START DATA PROVIDED

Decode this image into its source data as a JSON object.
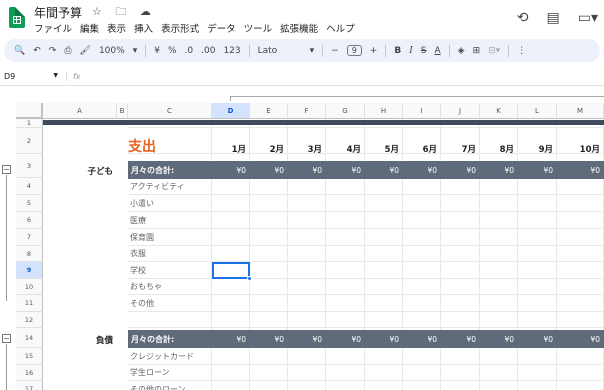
{
  "app": {
    "title": "年間予算",
    "title_icons": "☆ 🗀 ☁",
    "menu": [
      "ファイル",
      "編集",
      "表示",
      "挿入",
      "表示形式",
      "データ",
      "ツール",
      "拡張機能",
      "ヘルプ"
    ],
    "right_icons": [
      "history-icon",
      "comment-icon",
      "video-icon"
    ]
  },
  "toolbar": {
    "zoom": "100%",
    "currency": "¥",
    "percent": "%",
    "decimal_dec": ".0",
    "decimal_inc": ".00",
    "format_123": "123",
    "font": "Lato",
    "font_size": "9",
    "bold": "B",
    "italic": "I",
    "strike": "S",
    "text_color": "A"
  },
  "formula_bar": {
    "cell_ref": "D9",
    "fx": "fx",
    "value": ""
  },
  "columns": [
    "A",
    "B",
    "C",
    "D",
    "E",
    "F",
    "G",
    "H",
    "I",
    "J",
    "K",
    "L",
    "M"
  ],
  "rows": [
    "1",
    "2",
    "3",
    "4",
    "5",
    "6",
    "7",
    "8",
    "9",
    "10",
    "11",
    "12",
    "14",
    "15",
    "16",
    "17"
  ],
  "sheet": {
    "heading": "支出",
    "months": [
      "1月",
      "2月",
      "3月",
      "4月",
      "5月",
      "6月",
      "7月",
      "8月",
      "9月",
      "10月"
    ],
    "categories": [
      {
        "name": "子ども",
        "total_label": "月々の合計:",
        "totals": [
          "¥0",
          "¥0",
          "¥0",
          "¥0",
          "¥0",
          "¥0",
          "¥0",
          "¥0",
          "¥0",
          "¥0"
        ],
        "items": [
          "アクティビティ",
          "小遣い",
          "医療",
          "保育園",
          "衣服",
          "学校",
          "おもちゃ",
          "その他"
        ]
      },
      {
        "name": "負債",
        "total_label": "月々の合計:",
        "totals": [
          "¥0",
          "¥0",
          "¥0",
          "¥0",
          "¥0",
          "¥0",
          "¥0",
          "¥0",
          "¥0",
          "¥0"
        ],
        "items": [
          "クレジットカード",
          "学生ローン",
          "その他のローン"
        ]
      }
    ]
  },
  "colors": {
    "band": "#5f6b7a",
    "heading": "#e8631c",
    "selection": "#1a73e8",
    "frozen": "#3d4b5c"
  }
}
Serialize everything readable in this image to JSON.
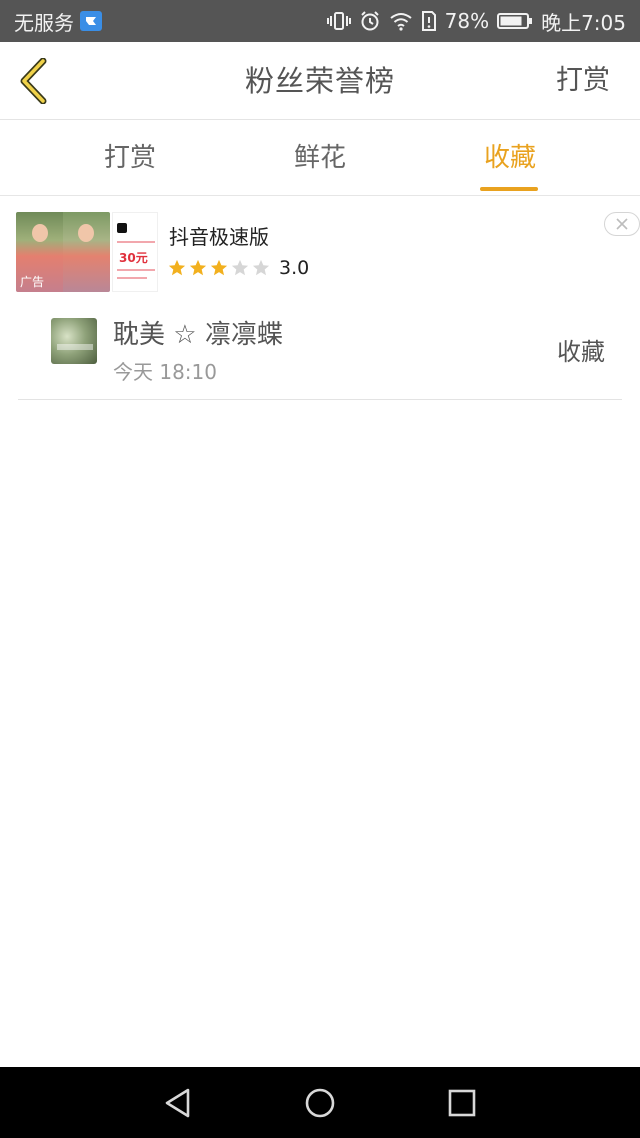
{
  "status_bar": {
    "carrier": "无服务",
    "battery_percent": "78%",
    "time": "晚上7:05"
  },
  "header": {
    "title": "粉丝荣誉榜",
    "action_label": "打赏"
  },
  "tabs": [
    {
      "label": "打赏",
      "active": false
    },
    {
      "label": "鲜花",
      "active": false
    },
    {
      "label": "收藏",
      "active": true
    }
  ],
  "ad": {
    "app_name": "抖音极速版",
    "rating": "3.0",
    "rating_stars": 3,
    "tag": "广告",
    "poster_amount": "30元"
  },
  "items": [
    {
      "name": "耽美 ☆ 凛凛蝶",
      "time": "今天 18:10",
      "action": "收藏"
    }
  ],
  "colors": {
    "accent": "#e9a21f",
    "status_bar": "#555555",
    "nav_bar": "#000000"
  }
}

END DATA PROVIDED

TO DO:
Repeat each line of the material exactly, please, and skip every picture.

OUTPUT OF THE TASK:
Decode this image into its source data as a JSON object.
{
  "app": {
    "title": "年間予算",
    "title_icons": "☆ 🗀 ☁",
    "menu": [
      "ファイル",
      "編集",
      "表示",
      "挿入",
      "表示形式",
      "データ",
      "ツール",
      "拡張機能",
      "ヘルプ"
    ],
    "right_icons": [
      "history-icon",
      "comment-icon",
      "video-icon"
    ]
  },
  "toolbar": {
    "zoom": "100%",
    "currency": "¥",
    "percent": "%",
    "decimal_dec": ".0",
    "decimal_inc": ".00",
    "format_123": "123",
    "font": "Lato",
    "font_size": "9",
    "bold": "B",
    "italic": "I",
    "strike": "S",
    "text_color": "A"
  },
  "formula_bar": {
    "cell_ref": "D9",
    "fx": "fx",
    "value": ""
  },
  "columns": [
    "A",
    "B",
    "C",
    "D",
    "E",
    "F",
    "G",
    "H",
    "I",
    "J",
    "K",
    "L",
    "M"
  ],
  "rows": [
    "1",
    "2",
    "3",
    "4",
    "5",
    "6",
    "7",
    "8",
    "9",
    "10",
    "11",
    "12",
    "14",
    "15",
    "16",
    "17"
  ],
  "sheet": {
    "heading": "支出",
    "months": [
      "1月",
      "2月",
      "3月",
      "4月",
      "5月",
      "6月",
      "7月",
      "8月",
      "9月",
      "10月"
    ],
    "categories": [
      {
        "name": "子ども",
        "total_label": "月々の合計:",
        "totals": [
          "¥0",
          "¥0",
          "¥0",
          "¥0",
          "¥0",
          "¥0",
          "¥0",
          "¥0",
          "¥0",
          "¥0"
        ],
        "items": [
          "アクティビティ",
          "小遣い",
          "医療",
          "保育園",
          "衣服",
          "学校",
          "おもちゃ",
          "その他"
        ]
      },
      {
        "name": "負債",
        "total_label": "月々の合計:",
        "totals": [
          "¥0",
          "¥0",
          "¥0",
          "¥0",
          "¥0",
          "¥0",
          "¥0",
          "¥0",
          "¥0",
          "¥0"
        ],
        "items": [
          "クレジットカード",
          "学生ローン",
          "その他のローン"
        ]
      }
    ]
  },
  "colors": {
    "band": "#5f6b7a",
    "heading": "#e8631c",
    "selection": "#1a73e8",
    "frozen": "#3d4b5c"
  }
}
Serialize everything readable in this image to JSON.
{
  "status_bar": {
    "carrier": "无服务",
    "battery_percent": "78%",
    "time": "晚上7:05"
  },
  "header": {
    "title": "粉丝荣誉榜",
    "action_label": "打赏"
  },
  "tabs": [
    {
      "label": "打赏",
      "active": false
    },
    {
      "label": "鲜花",
      "active": false
    },
    {
      "label": "收藏",
      "active": true
    }
  ],
  "ad": {
    "app_name": "抖音极速版",
    "rating": "3.0",
    "rating_stars": 3,
    "tag": "广告",
    "poster_amount": "30元"
  },
  "items": [
    {
      "name": "耽美 ☆ 凛凛蝶",
      "time": "今天 18:10",
      "action": "收藏"
    }
  ],
  "colors": {
    "accent": "#e9a21f",
    "status_bar": "#555555",
    "nav_bar": "#000000"
  }
}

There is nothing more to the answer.